3. Bret Easton Ellis
Bret Easton Ellis has been causing a fuss in the literary scene since he published his first novel, Less Than Zero, at the astoundingly young age of 21. A bleak, nihilistic take on growing up in the vapid basin of Los Angeles, California, Less Than Zero was nothing but an appetizer for the real controversy that would define Ellis’s career, that being the publication of his now-infamous tome American Psycho. One of the few novels still routinely banned in various places around the world, American Psycho has divided the critical base of academia since its publication; some read it and see nothing but a vile, vain expression of psychopathic tendencies, and others see a brilliant satire meant to comment on the insanity that is contemporary adult life. Funny how literature works, isn’t it?
2. Ayn Rand
Known as much for her philosophical belief system of Objectivism (loosely put, it’s a system that advocates for individuality and self-reason at all costs, suggesting this is the most rational and therefore best approach to living) as she is for the two famous novels in which she detailed this system, Ayn Rand is without a doubt one of the most divisive figures in the history of literature. Those two novels, The Fountainhead and Atlas Shrugged, have accumulated heaps of praise and scorn since the dates of their publications, and many still argue passionately about whether Rand has a place in contemporary literature or whether she should be banished to the forgotten annals of history.
1. Charles Bukowski
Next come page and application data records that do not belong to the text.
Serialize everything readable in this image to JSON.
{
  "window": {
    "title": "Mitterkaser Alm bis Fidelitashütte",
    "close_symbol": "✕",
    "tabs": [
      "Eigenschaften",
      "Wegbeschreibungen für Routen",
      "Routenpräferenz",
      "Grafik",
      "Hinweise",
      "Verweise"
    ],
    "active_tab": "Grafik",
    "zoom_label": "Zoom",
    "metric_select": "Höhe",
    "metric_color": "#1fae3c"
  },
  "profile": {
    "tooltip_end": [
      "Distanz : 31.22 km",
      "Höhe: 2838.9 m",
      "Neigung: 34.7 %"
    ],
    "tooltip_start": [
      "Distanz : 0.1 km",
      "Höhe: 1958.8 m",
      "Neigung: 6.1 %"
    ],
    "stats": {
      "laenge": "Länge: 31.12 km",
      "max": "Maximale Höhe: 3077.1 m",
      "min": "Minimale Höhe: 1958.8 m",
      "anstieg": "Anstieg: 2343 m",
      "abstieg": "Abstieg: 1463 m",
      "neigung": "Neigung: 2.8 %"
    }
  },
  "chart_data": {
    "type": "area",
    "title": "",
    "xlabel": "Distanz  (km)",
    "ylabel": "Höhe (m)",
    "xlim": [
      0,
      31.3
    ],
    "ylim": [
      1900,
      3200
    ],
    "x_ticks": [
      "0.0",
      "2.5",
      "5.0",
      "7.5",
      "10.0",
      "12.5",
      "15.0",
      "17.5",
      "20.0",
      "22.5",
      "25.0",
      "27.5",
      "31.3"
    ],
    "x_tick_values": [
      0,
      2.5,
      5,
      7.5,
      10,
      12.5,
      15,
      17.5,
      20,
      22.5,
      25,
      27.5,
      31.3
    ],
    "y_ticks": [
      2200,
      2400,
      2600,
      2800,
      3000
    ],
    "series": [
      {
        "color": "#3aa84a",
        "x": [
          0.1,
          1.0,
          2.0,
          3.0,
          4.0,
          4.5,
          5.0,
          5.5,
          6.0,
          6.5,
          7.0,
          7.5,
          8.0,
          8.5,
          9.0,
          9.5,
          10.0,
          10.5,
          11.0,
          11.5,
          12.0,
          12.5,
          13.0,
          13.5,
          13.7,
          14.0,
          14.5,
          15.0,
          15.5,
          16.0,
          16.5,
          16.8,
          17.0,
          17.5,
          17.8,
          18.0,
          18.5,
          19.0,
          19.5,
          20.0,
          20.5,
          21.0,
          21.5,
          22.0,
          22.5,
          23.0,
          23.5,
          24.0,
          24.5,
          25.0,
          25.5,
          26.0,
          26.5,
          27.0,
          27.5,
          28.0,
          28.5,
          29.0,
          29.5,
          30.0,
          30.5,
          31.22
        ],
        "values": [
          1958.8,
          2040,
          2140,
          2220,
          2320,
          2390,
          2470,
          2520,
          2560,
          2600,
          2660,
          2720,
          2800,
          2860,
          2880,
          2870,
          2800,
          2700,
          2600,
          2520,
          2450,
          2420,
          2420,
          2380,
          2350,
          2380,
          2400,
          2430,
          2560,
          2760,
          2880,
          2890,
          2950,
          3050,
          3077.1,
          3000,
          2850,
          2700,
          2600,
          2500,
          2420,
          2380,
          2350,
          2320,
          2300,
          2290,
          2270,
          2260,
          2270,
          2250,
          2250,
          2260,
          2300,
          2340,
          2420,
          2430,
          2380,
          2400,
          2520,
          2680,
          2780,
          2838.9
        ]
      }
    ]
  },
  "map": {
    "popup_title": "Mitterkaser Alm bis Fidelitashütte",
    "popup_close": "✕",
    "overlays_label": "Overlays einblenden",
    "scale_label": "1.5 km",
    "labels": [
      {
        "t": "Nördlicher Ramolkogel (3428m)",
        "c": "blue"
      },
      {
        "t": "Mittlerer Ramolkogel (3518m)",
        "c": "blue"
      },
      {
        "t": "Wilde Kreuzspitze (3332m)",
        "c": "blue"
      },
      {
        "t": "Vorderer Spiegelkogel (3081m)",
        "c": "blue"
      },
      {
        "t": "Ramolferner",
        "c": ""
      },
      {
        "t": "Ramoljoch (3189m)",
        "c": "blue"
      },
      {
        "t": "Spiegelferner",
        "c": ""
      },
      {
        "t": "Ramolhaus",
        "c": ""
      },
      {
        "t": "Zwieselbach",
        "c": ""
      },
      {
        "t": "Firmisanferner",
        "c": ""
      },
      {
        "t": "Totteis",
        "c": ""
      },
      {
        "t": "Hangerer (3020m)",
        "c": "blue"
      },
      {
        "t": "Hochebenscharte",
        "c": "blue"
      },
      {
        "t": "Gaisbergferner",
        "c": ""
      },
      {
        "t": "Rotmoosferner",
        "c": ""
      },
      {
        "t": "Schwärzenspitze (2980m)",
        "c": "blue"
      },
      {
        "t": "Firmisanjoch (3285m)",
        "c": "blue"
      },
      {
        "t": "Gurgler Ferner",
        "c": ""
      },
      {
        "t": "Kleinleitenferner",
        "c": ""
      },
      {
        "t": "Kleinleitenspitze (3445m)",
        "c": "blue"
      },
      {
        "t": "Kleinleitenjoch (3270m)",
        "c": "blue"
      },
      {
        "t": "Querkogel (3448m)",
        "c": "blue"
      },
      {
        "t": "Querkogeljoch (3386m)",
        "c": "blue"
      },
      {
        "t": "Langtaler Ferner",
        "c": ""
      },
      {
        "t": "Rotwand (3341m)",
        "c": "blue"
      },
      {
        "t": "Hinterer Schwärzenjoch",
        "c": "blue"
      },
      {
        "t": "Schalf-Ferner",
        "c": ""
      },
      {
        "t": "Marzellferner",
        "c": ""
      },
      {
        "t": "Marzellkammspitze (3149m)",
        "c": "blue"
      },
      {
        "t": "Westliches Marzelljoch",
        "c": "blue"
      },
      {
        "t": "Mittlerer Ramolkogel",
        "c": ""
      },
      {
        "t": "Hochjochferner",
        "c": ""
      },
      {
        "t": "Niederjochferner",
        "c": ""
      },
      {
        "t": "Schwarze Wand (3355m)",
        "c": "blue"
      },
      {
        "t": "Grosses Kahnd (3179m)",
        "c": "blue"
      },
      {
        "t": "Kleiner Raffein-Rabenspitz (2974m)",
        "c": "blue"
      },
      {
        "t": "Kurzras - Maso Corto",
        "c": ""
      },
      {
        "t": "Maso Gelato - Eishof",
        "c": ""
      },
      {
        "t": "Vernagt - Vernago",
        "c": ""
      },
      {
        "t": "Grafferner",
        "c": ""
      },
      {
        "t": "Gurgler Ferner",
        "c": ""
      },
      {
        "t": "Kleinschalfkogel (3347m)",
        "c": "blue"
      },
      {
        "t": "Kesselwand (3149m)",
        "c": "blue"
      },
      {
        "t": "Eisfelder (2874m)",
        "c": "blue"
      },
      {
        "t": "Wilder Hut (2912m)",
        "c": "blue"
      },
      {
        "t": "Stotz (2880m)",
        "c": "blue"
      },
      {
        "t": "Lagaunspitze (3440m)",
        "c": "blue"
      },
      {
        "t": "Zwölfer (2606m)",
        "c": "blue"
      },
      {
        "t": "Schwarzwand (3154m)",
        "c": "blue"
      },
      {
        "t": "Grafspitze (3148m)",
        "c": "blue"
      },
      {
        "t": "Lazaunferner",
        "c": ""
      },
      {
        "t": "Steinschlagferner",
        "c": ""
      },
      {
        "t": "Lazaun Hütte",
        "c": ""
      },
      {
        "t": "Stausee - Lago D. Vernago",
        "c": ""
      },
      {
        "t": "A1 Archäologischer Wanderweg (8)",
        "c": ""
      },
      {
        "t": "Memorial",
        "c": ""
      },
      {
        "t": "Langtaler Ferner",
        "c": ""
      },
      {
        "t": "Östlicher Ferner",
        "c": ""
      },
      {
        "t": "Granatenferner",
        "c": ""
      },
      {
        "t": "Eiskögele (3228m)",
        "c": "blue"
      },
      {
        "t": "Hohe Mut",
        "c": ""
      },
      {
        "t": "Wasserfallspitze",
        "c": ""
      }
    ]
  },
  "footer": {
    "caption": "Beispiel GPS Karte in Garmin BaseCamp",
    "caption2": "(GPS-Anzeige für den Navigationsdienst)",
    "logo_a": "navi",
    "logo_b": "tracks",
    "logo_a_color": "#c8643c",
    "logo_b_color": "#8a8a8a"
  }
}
In some ways, Charles Bukowski is reminiscent of the aforementioned Henry Miller. They were both alcoholic, lecherous and occasionally mean-spirited individuals who made a living writing stories of women, boozing and male malaise; they also both happen to be incredibly insightful individuals who can spout off nothing but filth for two hundred pages before absolutely flooring a reader with a paragraph or two of untold insight into what it is to be a human. Bukowski, who didn’t publish his first novel until well into his forties, remains one of the most critically divisive figures in literary history, for many of the reasons listed above. Are two paragraphs of gorgeous insight into the human condition enough to justify sorting through the life of a troubled man? It’s a question readers need to ask themselves before picking up a novel by this incendiary author.